**Exercise details**. Report only the number of lines that contain the string "completely" in the records below.

(Component data from apps and pages)
--------------------------------------------------

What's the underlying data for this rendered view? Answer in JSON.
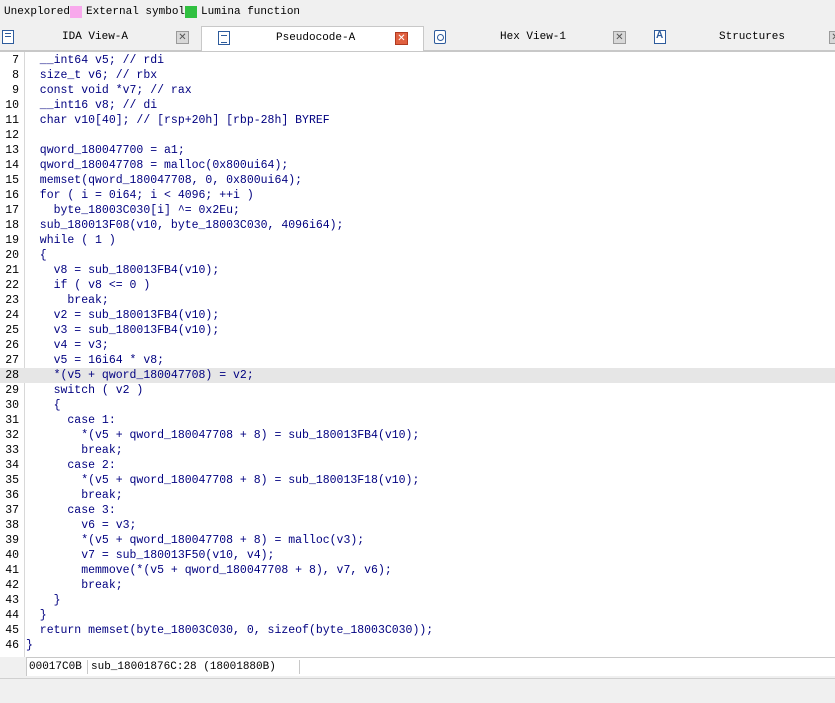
{
  "legend": {
    "items": [
      {
        "label": "Unexplored",
        "color": "#f8a8ec"
      },
      {
        "label": "External symbol",
        "color": "#f8a8ec"
      },
      {
        "label": "Lumina function",
        "color": "#30c040"
      }
    ]
  },
  "tabs": [
    {
      "label": "IDA View-A",
      "icon": "graph-view-icon",
      "active": false
    },
    {
      "label": "Pseudocode-A",
      "icon": "pseudocode-icon",
      "active": true
    },
    {
      "label": "Hex View-1",
      "icon": "hex-view-icon",
      "active": false
    },
    {
      "label": "Structures",
      "icon": "structures-icon",
      "active": false
    }
  ],
  "code": {
    "highlighted_line": 28,
    "lines": [
      {
        "n": "7",
        "text": "  __int64 v5; // rdi"
      },
      {
        "n": "8",
        "text": "  size_t v6; // rbx"
      },
      {
        "n": "9",
        "text": "  const void *v7; // rax"
      },
      {
        "n": "10",
        "text": "  __int16 v8; // di"
      },
      {
        "n": "11",
        "text": "  char v10[40]; // [rsp+20h] [rbp-28h] BYREF"
      },
      {
        "n": "12",
        "text": ""
      },
      {
        "n": "13",
        "text": "  qword_180047700 = a1;"
      },
      {
        "n": "14",
        "text": "  qword_180047708 = malloc(0x800ui64);"
      },
      {
        "n": "15",
        "text": "  memset(qword_180047708, 0, 0x800ui64);"
      },
      {
        "n": "16",
        "text": "  for ( i = 0i64; i < 4096; ++i )"
      },
      {
        "n": "17",
        "text": "    byte_18003C030[i] ^= 0x2Eu;"
      },
      {
        "n": "18",
        "text": "  sub_180013F08(v10, byte_18003C030, 4096i64);"
      },
      {
        "n": "19",
        "text": "  while ( 1 )"
      },
      {
        "n": "20",
        "text": "  {"
      },
      {
        "n": "21",
        "text": "    v8 = sub_180013FB4(v10);"
      },
      {
        "n": "22",
        "text": "    if ( v8 <= 0 )"
      },
      {
        "n": "23",
        "text": "      break;"
      },
      {
        "n": "24",
        "text": "    v2 = sub_180013FB4(v10);"
      },
      {
        "n": "25",
        "text": "    v3 = sub_180013FB4(v10);"
      },
      {
        "n": "26",
        "text": "    v4 = v3;"
      },
      {
        "n": "27",
        "text": "    v5 = 16i64 * v8;"
      },
      {
        "n": "28",
        "text": "    *(v5 + qword_180047708) = v2;"
      },
      {
        "n": "29",
        "text": "    switch ( v2 )"
      },
      {
        "n": "30",
        "text": "    {"
      },
      {
        "n": "31",
        "text": "      case 1:"
      },
      {
        "n": "32",
        "text": "        *(v5 + qword_180047708 + 8) = sub_180013FB4(v10);"
      },
      {
        "n": "33",
        "text": "        break;"
      },
      {
        "n": "34",
        "text": "      case 2:"
      },
      {
        "n": "35",
        "text": "        *(v5 + qword_180047708 + 8) = sub_180013F18(v10);"
      },
      {
        "n": "36",
        "text": "        break;"
      },
      {
        "n": "37",
        "text": "      case 3:"
      },
      {
        "n": "38",
        "text": "        v6 = v3;"
      },
      {
        "n": "39",
        "text": "        *(v5 + qword_180047708 + 8) = malloc(v3);"
      },
      {
        "n": "40",
        "text": "        v7 = sub_180013F50(v10, v4);"
      },
      {
        "n": "41",
        "text": "        memmove(*(v5 + qword_180047708 + 8), v7, v6);"
      },
      {
        "n": "42",
        "text": "        break;"
      },
      {
        "n": "43",
        "text": "    }"
      },
      {
        "n": "44",
        "text": "  }"
      },
      {
        "n": "45",
        "text": "  return memset(byte_18003C030, 0, sizeof(byte_18003C030));"
      },
      {
        "n": "46",
        "text": "}"
      }
    ]
  },
  "status": {
    "offset": "00017C0B",
    "location": "sub_18001876C:28 (18001880B)"
  }
}
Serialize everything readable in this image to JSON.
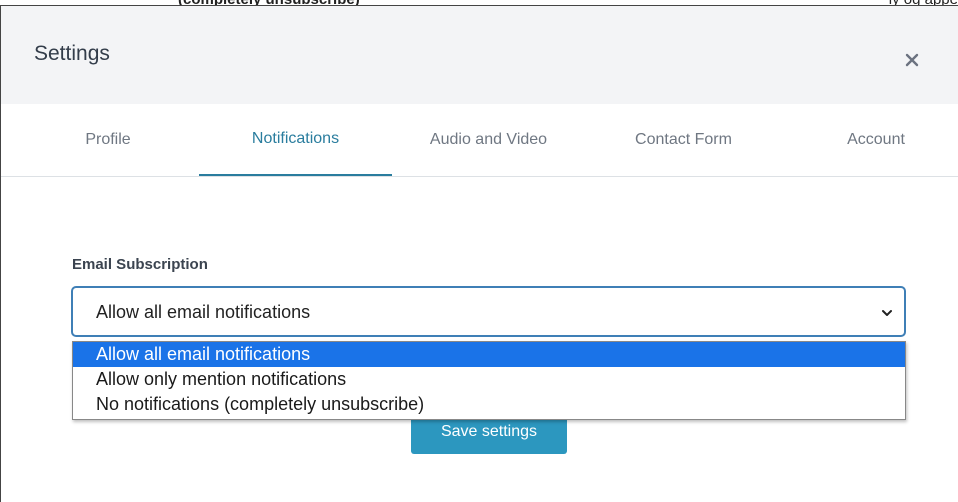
{
  "top_strip": {
    "text": "(completely unsubscribe)",
    "right_text": "ly og appe"
  },
  "modal": {
    "title": "Settings"
  },
  "tabs": [
    {
      "label": "Profile",
      "active": false
    },
    {
      "label": "Notifications",
      "active": true
    },
    {
      "label": "Audio and Video",
      "active": false
    },
    {
      "label": "Contact Form",
      "active": false
    },
    {
      "label": "Account",
      "active": false
    }
  ],
  "email_subscription": {
    "label": "Email Subscription",
    "selected_value": "Allow all email notifications",
    "options": [
      "Allow all email notifications",
      "Allow only mention notifications",
      "No notifications (completely unsubscribe)"
    ],
    "selected_index": 0
  },
  "save_button": {
    "label": "Save settings"
  },
  "icons": {
    "close": "close-icon",
    "dropdown": "chevron-down-icon"
  },
  "colors": {
    "accent": "#2a7d9e",
    "button": "#2c97bf",
    "selection": "#1a73e8",
    "focus_border": "#3f7fb6"
  }
}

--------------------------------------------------

**Output for this exercise**. 2